**WHAT TO PRODUCE**
Where "subtitle" appears in a line of the entries below, that line should be copied.

RECORDS SUPPLIED: Begin

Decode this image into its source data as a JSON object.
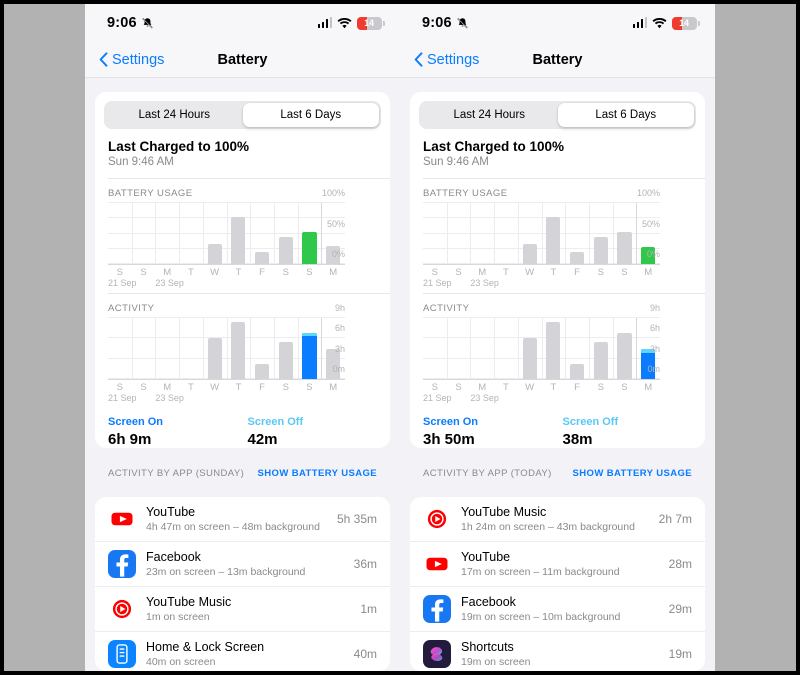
{
  "meta": {
    "page_title": "iOS Battery Settings — two screenshots",
    "outer_background": "#b2b2b2",
    "ios_background": "#f2f2f7",
    "accent_blue": "#0a7cff",
    "green": "#30c84b",
    "light_blue": "#5ad6ff",
    "gray_bar": "#d4d4d8"
  },
  "panels": [
    {
      "id": "left",
      "statusbar": {
        "time": "9:06",
        "mute_icon": "bell-slash-icon",
        "cellular_icon": "cellular-bars-icon",
        "wifi_icon": "wifi-icon",
        "battery_percent": "14",
        "battery_color": "#f03b30"
      },
      "navbar": {
        "back_label": "Settings",
        "back_icon": "chevron-left-icon",
        "title": "Battery"
      },
      "segmented": {
        "options": [
          "Last 24 Hours",
          "Last 6 Days"
        ],
        "selected": "Last 6 Days"
      },
      "last_charged": {
        "title": "Last Charged to 100%",
        "subtitle": "Sun 9:46 AM"
      },
      "battery_chart": {
        "label": "BATTERY USAGE",
        "chart_data": {
          "type": "bar",
          "title": "BATTERY USAGE",
          "categories": [
            "S",
            "S",
            "M",
            "T",
            "W",
            "T",
            "F",
            "S",
            "S",
            "M"
          ],
          "values": [
            0,
            0,
            0,
            0,
            33,
            77,
            19,
            45,
            53,
            30
          ],
          "highlight_index": 8,
          "highlight_color": "#30c84b",
          "ylabel": "",
          "xlabel": "",
          "ylim": [
            0,
            100
          ],
          "yticks": [
            "0%",
            "50%",
            "100%"
          ],
          "ytick_values": [
            0,
            50,
            100
          ],
          "gridlines": [
            0,
            25,
            50,
            75,
            100
          ],
          "date_labels": [
            {
              "text": "21 Sep",
              "column": 0
            },
            {
              "text": "23 Sep",
              "column": 2
            }
          ]
        }
      },
      "activity_chart": {
        "label": "ACTIVITY",
        "chart_data": {
          "type": "bar",
          "title": "ACTIVITY",
          "categories": [
            "S",
            "S",
            "M",
            "T",
            "W",
            "T",
            "F",
            "S",
            "S",
            "M"
          ],
          "values": [
            0,
            0,
            0,
            0,
            6.1,
            8.4,
            2.2,
            5.5,
            6.85,
            4.5
          ],
          "screen_off_caps": [
            0,
            0,
            0,
            0,
            0,
            0,
            0,
            0,
            0.55,
            0
          ],
          "highlight_index": 8,
          "highlight_color": "#0a7cff",
          "cap_color": "#5ad6ff",
          "ylabel": "",
          "xlabel": "",
          "ylim": [
            0,
            9
          ],
          "yticks": [
            "0m",
            "3h",
            "6h",
            "9h"
          ],
          "ytick_values": [
            0,
            3,
            6,
            9
          ],
          "gridlines": [
            0,
            3,
            6,
            9
          ],
          "date_labels": [
            {
              "text": "21 Sep",
              "column": 0
            },
            {
              "text": "23 Sep",
              "column": 2
            }
          ]
        }
      },
      "screen_time": {
        "on_label": "Screen On",
        "on_value": "6h 9m",
        "off_label": "Screen Off",
        "off_value": "42m"
      },
      "apps_header": {
        "title": "ACTIVITY BY APP (SUNDAY)",
        "link": "SHOW BATTERY USAGE"
      },
      "apps": [
        {
          "name": "YouTube",
          "subtitle": "4h 47m on screen – 48m background",
          "time": "5h 35m",
          "icon": "youtube-icon"
        },
        {
          "name": "Facebook",
          "subtitle": "23m on screen – 13m background",
          "time": "36m",
          "icon": "facebook-icon"
        },
        {
          "name": "YouTube Music",
          "subtitle": "1m on screen",
          "time": "1m",
          "icon": "youtube-music-icon"
        },
        {
          "name": "Home & Lock Screen",
          "subtitle": "40m on screen",
          "time": "40m",
          "icon": "home-lock-screen-icon"
        }
      ]
    },
    {
      "id": "right",
      "statusbar": {
        "time": "9:06",
        "mute_icon": "bell-slash-icon",
        "cellular_icon": "cellular-bars-icon",
        "wifi_icon": "wifi-icon",
        "battery_percent": "14",
        "battery_color": "#f03b30"
      },
      "navbar": {
        "back_label": "Settings",
        "back_icon": "chevron-left-icon",
        "title": "Battery"
      },
      "segmented": {
        "options": [
          "Last 24 Hours",
          "Last 6 Days"
        ],
        "selected": "Last 6 Days"
      },
      "last_charged": {
        "title": "Last Charged to 100%",
        "subtitle": "Sun 9:46 AM"
      },
      "battery_chart": {
        "label": "BATTERY USAGE",
        "chart_data": {
          "type": "bar",
          "title": "BATTERY USAGE",
          "categories": [
            "S",
            "S",
            "M",
            "T",
            "W",
            "T",
            "F",
            "S",
            "S",
            "M"
          ],
          "values": [
            0,
            0,
            0,
            0,
            33,
            77,
            19,
            45,
            53,
            28
          ],
          "highlight_index": 9,
          "highlight_color": "#30c84b",
          "ylabel": "",
          "xlabel": "",
          "ylim": [
            0,
            100
          ],
          "yticks": [
            "0%",
            "50%",
            "100%"
          ],
          "ytick_values": [
            0,
            50,
            100
          ],
          "gridlines": [
            0,
            25,
            50,
            75,
            100
          ],
          "date_labels": [
            {
              "text": "21 Sep",
              "column": 0
            },
            {
              "text": "23 Sep",
              "column": 2
            }
          ]
        }
      },
      "activity_chart": {
        "label": "ACTIVITY",
        "chart_data": {
          "type": "bar",
          "title": "ACTIVITY",
          "categories": [
            "S",
            "S",
            "M",
            "T",
            "W",
            "T",
            "F",
            "S",
            "S",
            "M"
          ],
          "values": [
            0,
            0,
            0,
            0,
            6.1,
            8.4,
            2.2,
            5.5,
            6.85,
            4.45
          ],
          "screen_off_caps": [
            0,
            0,
            0,
            0,
            0,
            0,
            0,
            0,
            0,
            0.6
          ],
          "highlight_index": 9,
          "highlight_color": "#0a7cff",
          "cap_color": "#5ad6ff",
          "ylabel": "",
          "xlabel": "",
          "ylim": [
            0,
            9
          ],
          "yticks": [
            "0m",
            "3h",
            "6h",
            "9h"
          ],
          "ytick_values": [
            0,
            3,
            6,
            9
          ],
          "gridlines": [
            0,
            3,
            6,
            9
          ],
          "date_labels": [
            {
              "text": "21 Sep",
              "column": 0
            },
            {
              "text": "23 Sep",
              "column": 2
            }
          ]
        }
      },
      "screen_time": {
        "on_label": "Screen On",
        "on_value": "3h 50m",
        "off_label": "Screen Off",
        "off_value": "38m"
      },
      "apps_header": {
        "title": "ACTIVITY BY APP (TODAY)",
        "link": "SHOW BATTERY USAGE"
      },
      "apps": [
        {
          "name": "YouTube Music",
          "subtitle": "1h 24m on screen – 43m background",
          "time": "2h 7m",
          "icon": "youtube-music-icon"
        },
        {
          "name": "YouTube",
          "subtitle": "17m on screen – 11m background",
          "time": "28m",
          "icon": "youtube-icon"
        },
        {
          "name": "Facebook",
          "subtitle": "19m on screen – 10m background",
          "time": "29m",
          "icon": "facebook-icon"
        },
        {
          "name": "Shortcuts",
          "subtitle": "19m on screen",
          "time": "19m",
          "icon": "shortcuts-icon"
        }
      ]
    }
  ]
}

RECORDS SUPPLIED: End

**OUTPUT OF THE TASK**
        "subtitle": "Sun 9:46 AM"
          "subtitle": "4h 47m on screen – 48m background",
          "subtitle": "23m on screen – 13m background",
          "subtitle": "1m on screen",
          "subtitle": "40m on screen",
        "subtitle": "Sun 9:46 AM"
          "subtitle": "1h 24m on screen – 43m background",
          "subtitle": "17m on screen – 11m background",
          "subtitle": "19m on screen – 10m background",
          "subtitle": "19m on screen",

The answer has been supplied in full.